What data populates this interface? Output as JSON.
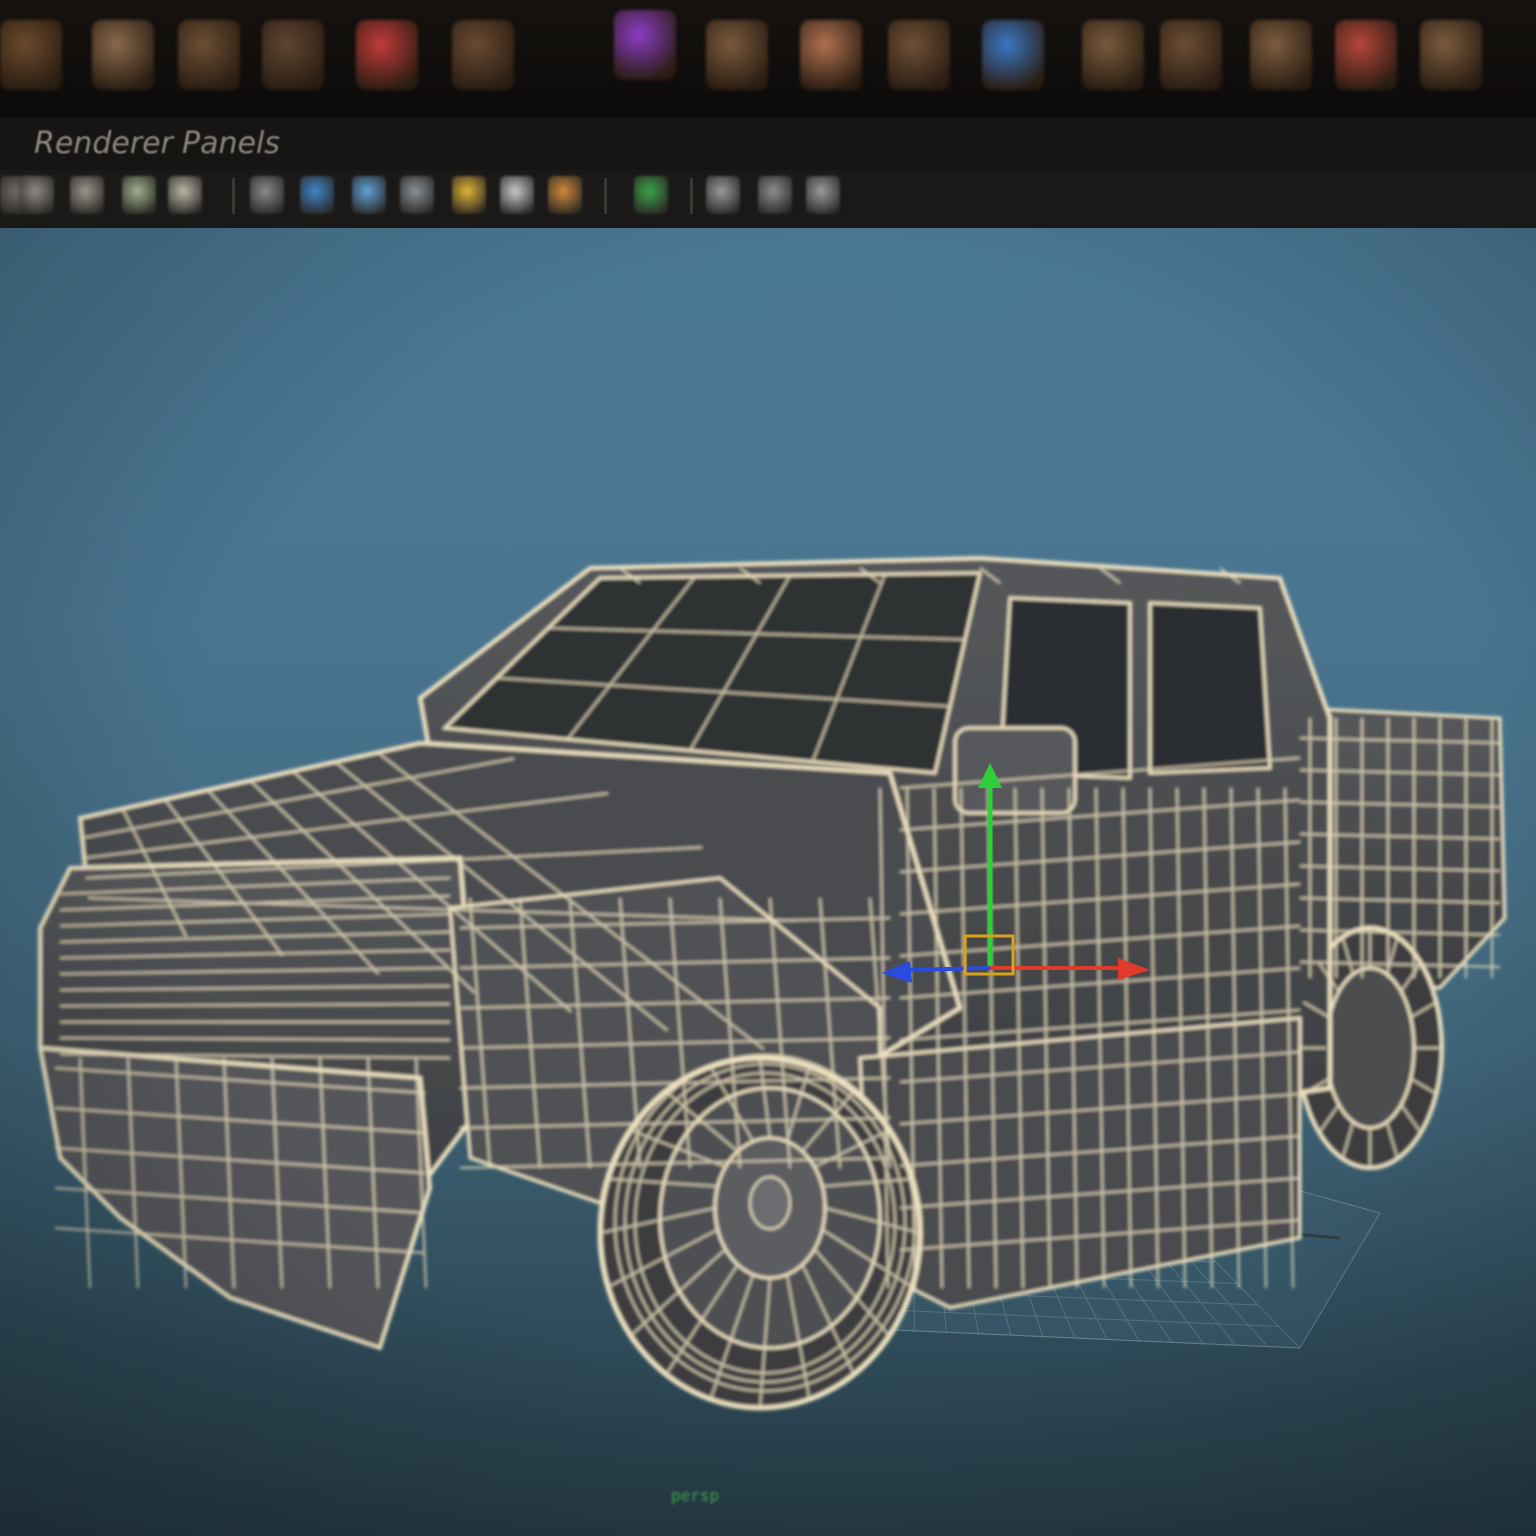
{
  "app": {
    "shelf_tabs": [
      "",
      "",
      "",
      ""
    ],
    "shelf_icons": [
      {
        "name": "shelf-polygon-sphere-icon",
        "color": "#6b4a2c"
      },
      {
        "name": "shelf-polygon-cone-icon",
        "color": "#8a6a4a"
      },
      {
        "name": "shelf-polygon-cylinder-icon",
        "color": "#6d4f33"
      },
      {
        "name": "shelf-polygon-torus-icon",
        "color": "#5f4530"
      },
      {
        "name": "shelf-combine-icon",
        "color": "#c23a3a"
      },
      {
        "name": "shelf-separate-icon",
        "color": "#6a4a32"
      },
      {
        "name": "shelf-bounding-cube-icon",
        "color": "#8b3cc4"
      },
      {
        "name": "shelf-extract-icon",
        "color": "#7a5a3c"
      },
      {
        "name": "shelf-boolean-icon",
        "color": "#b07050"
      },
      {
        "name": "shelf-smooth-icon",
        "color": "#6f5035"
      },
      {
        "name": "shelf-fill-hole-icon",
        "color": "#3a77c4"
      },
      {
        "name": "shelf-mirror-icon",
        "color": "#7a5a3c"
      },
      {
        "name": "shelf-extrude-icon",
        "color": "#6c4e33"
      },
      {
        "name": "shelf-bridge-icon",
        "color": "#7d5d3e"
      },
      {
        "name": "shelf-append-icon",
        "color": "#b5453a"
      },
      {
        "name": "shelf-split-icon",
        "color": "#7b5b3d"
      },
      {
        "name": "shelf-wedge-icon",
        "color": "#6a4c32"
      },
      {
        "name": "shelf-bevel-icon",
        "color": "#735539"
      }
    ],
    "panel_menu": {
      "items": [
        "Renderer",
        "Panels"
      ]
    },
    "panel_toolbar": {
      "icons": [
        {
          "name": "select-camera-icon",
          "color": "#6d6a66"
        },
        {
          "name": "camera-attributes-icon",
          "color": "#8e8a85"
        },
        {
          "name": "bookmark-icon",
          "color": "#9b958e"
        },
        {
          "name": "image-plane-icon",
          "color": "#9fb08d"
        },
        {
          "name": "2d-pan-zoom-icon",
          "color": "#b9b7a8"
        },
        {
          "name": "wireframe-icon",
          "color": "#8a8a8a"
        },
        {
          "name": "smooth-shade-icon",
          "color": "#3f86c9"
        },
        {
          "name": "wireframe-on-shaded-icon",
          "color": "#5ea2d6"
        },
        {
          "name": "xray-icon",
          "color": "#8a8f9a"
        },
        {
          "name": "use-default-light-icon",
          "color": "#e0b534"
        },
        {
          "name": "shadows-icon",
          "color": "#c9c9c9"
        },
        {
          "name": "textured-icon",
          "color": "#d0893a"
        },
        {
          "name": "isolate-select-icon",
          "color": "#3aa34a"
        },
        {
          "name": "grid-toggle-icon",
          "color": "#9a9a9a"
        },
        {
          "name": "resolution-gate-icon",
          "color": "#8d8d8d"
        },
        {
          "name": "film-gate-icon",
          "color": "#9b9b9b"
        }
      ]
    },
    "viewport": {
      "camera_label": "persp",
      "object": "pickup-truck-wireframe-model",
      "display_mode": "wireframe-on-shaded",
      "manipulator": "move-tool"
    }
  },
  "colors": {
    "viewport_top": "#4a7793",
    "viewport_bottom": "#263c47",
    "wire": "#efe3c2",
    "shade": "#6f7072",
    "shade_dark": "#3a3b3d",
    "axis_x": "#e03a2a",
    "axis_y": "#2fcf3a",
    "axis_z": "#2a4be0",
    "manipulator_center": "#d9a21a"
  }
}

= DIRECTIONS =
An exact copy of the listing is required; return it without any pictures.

= OUTPUT FOR THIS TASK =
What data populates this interface? Output as JSON.
{
  "app": {
    "shelf_tabs": [
      "",
      "",
      "",
      ""
    ],
    "shelf_icons": [
      {
        "name": "shelf-polygon-sphere-icon",
        "color": "#6b4a2c"
      },
      {
        "name": "shelf-polygon-cone-icon",
        "color": "#8a6a4a"
      },
      {
        "name": "shelf-polygon-cylinder-icon",
        "color": "#6d4f33"
      },
      {
        "name": "shelf-polygon-torus-icon",
        "color": "#5f4530"
      },
      {
        "name": "shelf-combine-icon",
        "color": "#c23a3a"
      },
      {
        "name": "shelf-separate-icon",
        "color": "#6a4a32"
      },
      {
        "name": "shelf-bounding-cube-icon",
        "color": "#8b3cc4"
      },
      {
        "name": "shelf-extract-icon",
        "color": "#7a5a3c"
      },
      {
        "name": "shelf-boolean-icon",
        "color": "#b07050"
      },
      {
        "name": "shelf-smooth-icon",
        "color": "#6f5035"
      },
      {
        "name": "shelf-fill-hole-icon",
        "color": "#3a77c4"
      },
      {
        "name": "shelf-mirror-icon",
        "color": "#7a5a3c"
      },
      {
        "name": "shelf-extrude-icon",
        "color": "#6c4e33"
      },
      {
        "name": "shelf-bridge-icon",
        "color": "#7d5d3e"
      },
      {
        "name": "shelf-append-icon",
        "color": "#b5453a"
      },
      {
        "name": "shelf-split-icon",
        "color": "#7b5b3d"
      },
      {
        "name": "shelf-wedge-icon",
        "color": "#6a4c32"
      },
      {
        "name": "shelf-bevel-icon",
        "color": "#735539"
      }
    ],
    "panel_menu": {
      "items": [
        "Renderer",
        "Panels"
      ]
    },
    "panel_toolbar": {
      "icons": [
        {
          "name": "select-camera-icon",
          "color": "#6d6a66"
        },
        {
          "name": "camera-attributes-icon",
          "color": "#8e8a85"
        },
        {
          "name": "bookmark-icon",
          "color": "#9b958e"
        },
        {
          "name": "image-plane-icon",
          "color": "#9fb08d"
        },
        {
          "name": "2d-pan-zoom-icon",
          "color": "#b9b7a8"
        },
        {
          "name": "wireframe-icon",
          "color": "#8a8a8a"
        },
        {
          "name": "smooth-shade-icon",
          "color": "#3f86c9"
        },
        {
          "name": "wireframe-on-shaded-icon",
          "color": "#5ea2d6"
        },
        {
          "name": "xray-icon",
          "color": "#8a8f9a"
        },
        {
          "name": "use-default-light-icon",
          "color": "#e0b534"
        },
        {
          "name": "shadows-icon",
          "color": "#c9c9c9"
        },
        {
          "name": "textured-icon",
          "color": "#d0893a"
        },
        {
          "name": "isolate-select-icon",
          "color": "#3aa34a"
        },
        {
          "name": "grid-toggle-icon",
          "color": "#9a9a9a"
        },
        {
          "name": "resolution-gate-icon",
          "color": "#8d8d8d"
        },
        {
          "name": "film-gate-icon",
          "color": "#9b9b9b"
        }
      ]
    },
    "viewport": {
      "camera_label": "persp",
      "object": "pickup-truck-wireframe-model",
      "display_mode": "wireframe-on-shaded",
      "manipulator": "move-tool"
    }
  },
  "colors": {
    "viewport_top": "#4a7793",
    "viewport_bottom": "#263c47",
    "wire": "#efe3c2",
    "shade": "#6f7072",
    "shade_dark": "#3a3b3d",
    "axis_x": "#e03a2a",
    "axis_y": "#2fcf3a",
    "axis_z": "#2a4be0",
    "manipulator_center": "#d9a21a"
  }
}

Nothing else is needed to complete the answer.